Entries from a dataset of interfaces
== Segment start ==

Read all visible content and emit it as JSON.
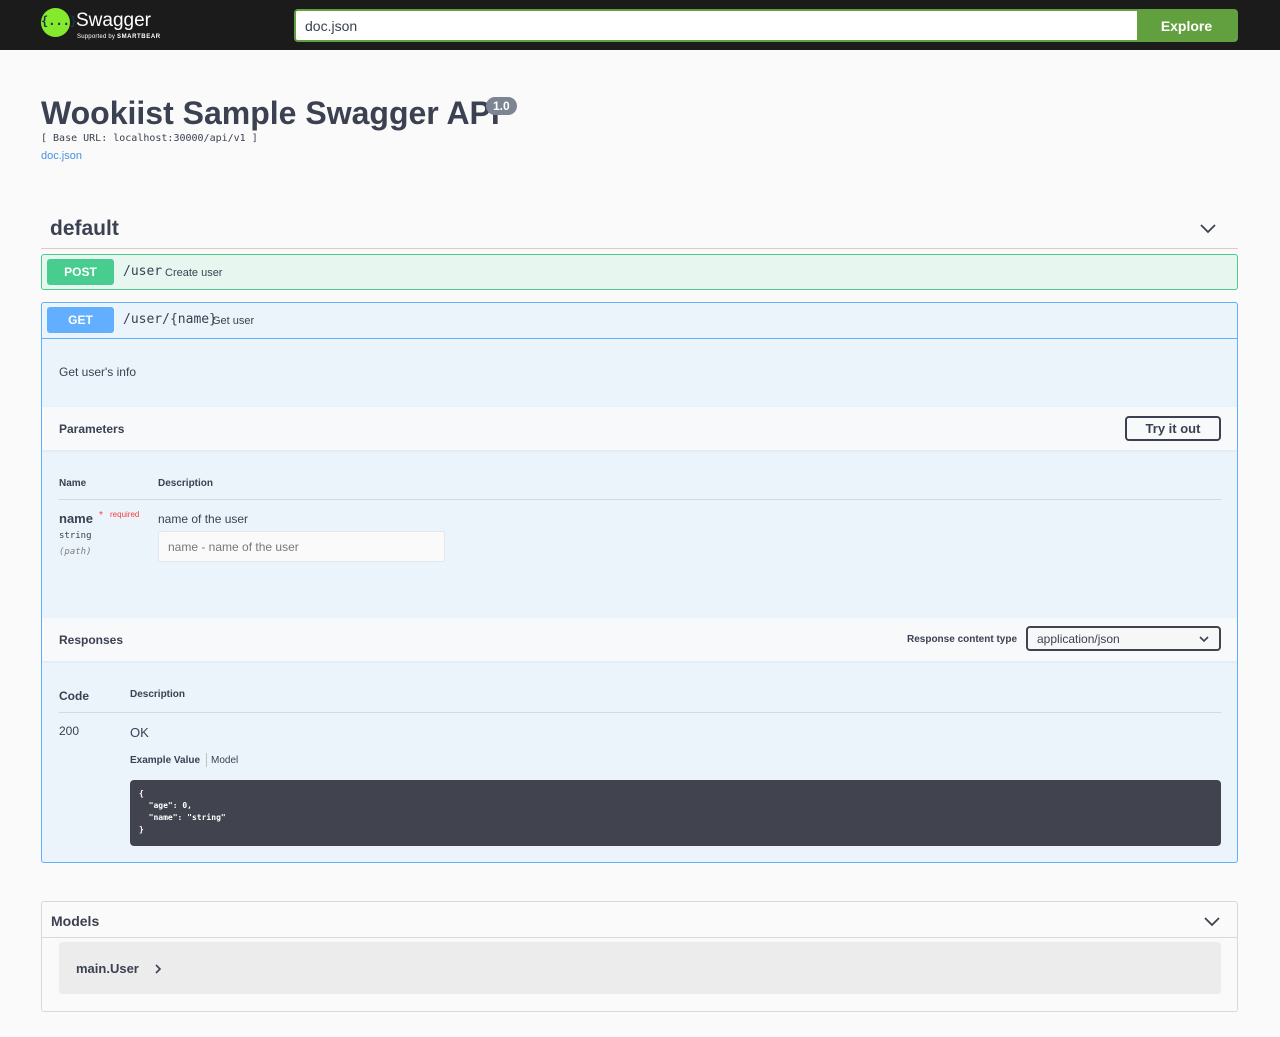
{
  "topbar": {
    "logo_text": "Swagger",
    "logo_sub_prefix": "Supported by",
    "logo_sub_brand": "SMARTBEAR",
    "logo_glyph": "{...}",
    "search_value": "doc.json",
    "explore_label": "Explore"
  },
  "info": {
    "title": "Wookiist Sample Swagger API",
    "version": "1.0",
    "base_url": "[ Base URL: localhost:30000/api/v1 ]",
    "doc_link": "doc.json"
  },
  "tag": {
    "name": "default"
  },
  "operations": {
    "post_user": {
      "method": "POST",
      "path": "/user",
      "summary": "Create user"
    },
    "get_user": {
      "method": "GET",
      "path": "/user/{name}",
      "summary": "Get user",
      "description": "Get user's info",
      "parameters_label": "Parameters",
      "try_label": "Try it out",
      "col_name": "Name",
      "col_description": "Description",
      "param": {
        "name": "name",
        "star": "*",
        "required_label": "required",
        "type": "string",
        "in": "(path)",
        "description": "name of the user",
        "placeholder": "name - name of the user"
      },
      "responses_label": "Responses",
      "response_content_type_label": "Response content type",
      "response_content_type": "application/json",
      "col_code": "Code",
      "col_resp_description": "Description",
      "response": {
        "code": "200",
        "description": "OK",
        "tab_example": "Example Value",
        "tab_model": "Model",
        "example": "{\n  \"age\": 0,\n  \"name\": \"string\"\n}"
      }
    }
  },
  "models": {
    "title": "Models",
    "items": [
      "main.User"
    ]
  },
  "colors": {
    "post": "#49cc90",
    "get": "#61affe",
    "accent": "#62a03f",
    "logo": "#85ea2d"
  }
}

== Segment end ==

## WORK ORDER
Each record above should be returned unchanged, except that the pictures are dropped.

## EXPECTED ANSWER
Read all visible content and emit it as JSON.
{
  "topbar": {
    "logo_text": "Swagger",
    "logo_sub_prefix": "Supported by",
    "logo_sub_brand": "SMARTBEAR",
    "logo_glyph": "{...}",
    "search_value": "doc.json",
    "explore_label": "Explore"
  },
  "info": {
    "title": "Wookiist Sample Swagger API",
    "version": "1.0",
    "base_url": "[ Base URL: localhost:30000/api/v1 ]",
    "doc_link": "doc.json"
  },
  "tag": {
    "name": "default"
  },
  "operations": {
    "post_user": {
      "method": "POST",
      "path": "/user",
      "summary": "Create user"
    },
    "get_user": {
      "method": "GET",
      "path": "/user/{name}",
      "summary": "Get user",
      "description": "Get user's info",
      "parameters_label": "Parameters",
      "try_label": "Try it out",
      "col_name": "Name",
      "col_description": "Description",
      "param": {
        "name": "name",
        "star": "*",
        "required_label": "required",
        "type": "string",
        "in": "(path)",
        "description": "name of the user",
        "placeholder": "name - name of the user"
      },
      "responses_label": "Responses",
      "response_content_type_label": "Response content type",
      "response_content_type": "application/json",
      "col_code": "Code",
      "col_resp_description": "Description",
      "response": {
        "code": "200",
        "description": "OK",
        "tab_example": "Example Value",
        "tab_model": "Model",
        "example": "{\n  \"age\": 0,\n  \"name\": \"string\"\n}"
      }
    }
  },
  "models": {
    "title": "Models",
    "items": [
      "main.User"
    ]
  },
  "colors": {
    "post": "#49cc90",
    "get": "#61affe",
    "accent": "#62a03f",
    "logo": "#85ea2d"
  }
}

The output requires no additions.